The first floor was also packed. The women gathered to get changed and put each other’s makeup on. Each and every one of them seemed captured in that very moment, not noticing much else. I was happy to sit down at the edge of the bed, watching and taking it in. Then I realised the dresses for two of my bridesmaids were crumpled up at the far side of the bed. My bridesmaids were nowhere to be seen, either.
I remember a lot of phone calls following to make sure everyone who needed to be there would be (and that they would wear the right costume). I remember feeling so hot, though it was only April. My nose was sweating so profusely that I was never more grateful for an air conditioner and paper napkins.
When the clock hands moved into their 10am position, I was finally alone (waiting for my man to come rescue me). Everyone went downstairs to welcome the groom and his troop. Somehow none of the noise, neither the speeches nor a clap, traveled upstairs. It was all very quiet – the calm before a storm.
It had been one year since the day the two families first sat down together and picked the rough date. Twelve months did not seem enough as the logistics were never ending.
My parents wanted to hold the wedding in Vietnam, so many guests – including Ian and I – had thousands of miles to travel. Visas, tickets, accommodation – you name it.
Communication was another challenge as most of two families speak either English or Vietnamese, not both. Not to mention that there was always someone who refused to listen to any reason.
For months, I kept telling Ian that if there was no fighting, no shouting and no-one leaving our wedding in tears, I’d call it a success.
Apparently it was a success!
Everything went as planned, even though the three-hour schedule was tightly packed with three different ceremonies, two venues, one reception and quite some changing of clothes. The only minor delay was due to me not being able to change out of my “ao dai” and into the wedding dress in time. I had to get changed in front of ten other girls as there was no time to be spared for embarrassment. Four of them actually joined force to make the dress stay on me, yet still it took them like 20 minutes.
Another time, I shall tell you why I had to wear a wedding dress on top of a traditional dress, but I can tell you right now that it wasn’t worth it. Despite how glamorous a wedding dress might look in photos, nothing is worth feeling overheated and afraid you might not be able to stand up if you sit down.

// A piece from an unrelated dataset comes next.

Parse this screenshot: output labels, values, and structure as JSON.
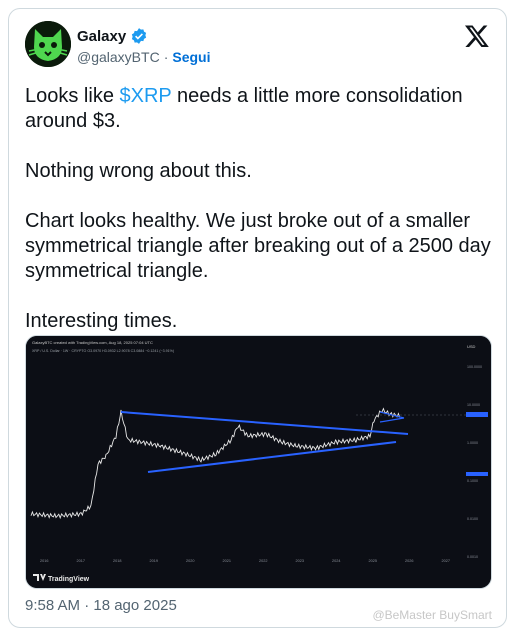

However, I did it. I smiled in most of the photos. My loving husband constantly padded my nose with a napkin to stop the streaming sweat from ruining my makeup, so I presumed that I looked pretty in all photos. The photographer did catch me in a weak moment drinking from a glass of terrible champaign, which is made solely for toasting purposes.
Others said that the wine at the reception was nice. I didn’t have even a single sip. Instead, I drank horrific pink champaign out of pure exhaustion.
Others said the food was nice. I couldn’t eat. Besides, as a friend of mine pointed out, a proper bride was only “allowed” to stand greeting and thanking the guests, not sitting down to eat.
Being proper or not, it did not matter to me then and does not now. What matters is that Ian did come to rescue me. He held my hand tightly and nudged me forwards. His broad smile reminded me why I walk the line. When all were full, tipsy and ready to go back to their everyday life, he stayed and got back to being my everyday life. There is one thing that differs: he is now my husband.